### The input

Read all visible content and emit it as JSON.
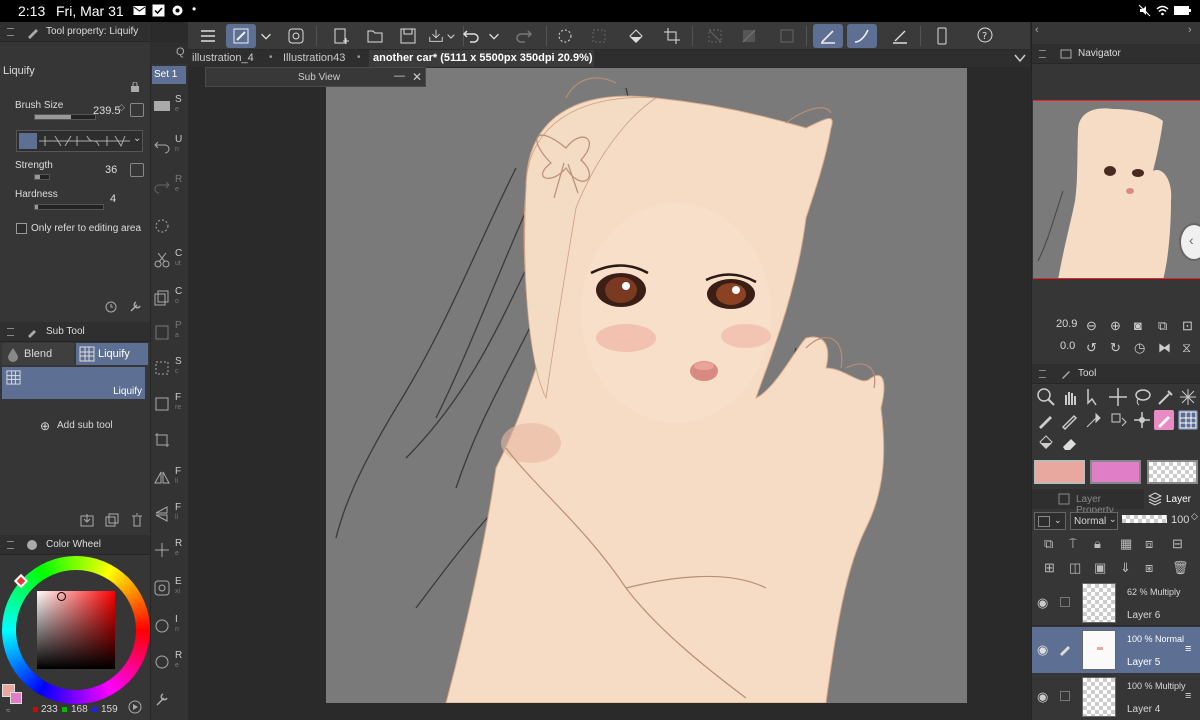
{
  "status_bar": {
    "time": "2:13",
    "date": "Fri, Mar 31"
  },
  "tool_property": {
    "header": "Tool property: Liquify",
    "tool_name": "Liquify",
    "brush_size_label": "Brush Size",
    "brush_size_value": "239.5",
    "strength_label": "Strength",
    "strength_value": "36",
    "hardness_label": "Hardness",
    "hardness_value": "4",
    "checkbox_label": "Only refer to editing area"
  },
  "sub_tool": {
    "header": "Sub Tool",
    "tab_blend": "Blend",
    "tab_liquify": "Liquify",
    "selected_item": "Liquify",
    "add_label": "Add sub tool"
  },
  "color_wheel": {
    "header": "Color Wheel",
    "r": "233",
    "g": "168",
    "b": "159",
    "main_color": "#e9a89f"
  },
  "set_tab": "Set 1",
  "tabs": [
    "illustration_4",
    "Illustration43",
    "another car* (5111 x 5500px 350dpi 20.9%)"
  ],
  "sub_view": {
    "title": "Sub View"
  },
  "navigator": {
    "header": "Navigator",
    "zoom": "20.9",
    "rotation": "0.0"
  },
  "tool_panel": {
    "header": "Tool",
    "colors": [
      "#e9a89f",
      "#e07fc8"
    ]
  },
  "layers": {
    "tab_property": "Layer Property",
    "tab_layer": "Layer",
    "blend_mode": "Normal",
    "opacity": "100",
    "items": [
      {
        "name": "Layer 6",
        "mode": "62 % Multiply"
      },
      {
        "name": "Layer 5",
        "mode": "100 % Normal"
      },
      {
        "name": "Layer 4",
        "mode": "100 % Multiply"
      }
    ]
  }
}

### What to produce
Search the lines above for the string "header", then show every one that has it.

### Result of the exercise
    "header": "Tool property: Liquify",
    "header": "Sub Tool",
    "header": "Color Wheel",
    "header": "Navigator",
    "header": "Tool",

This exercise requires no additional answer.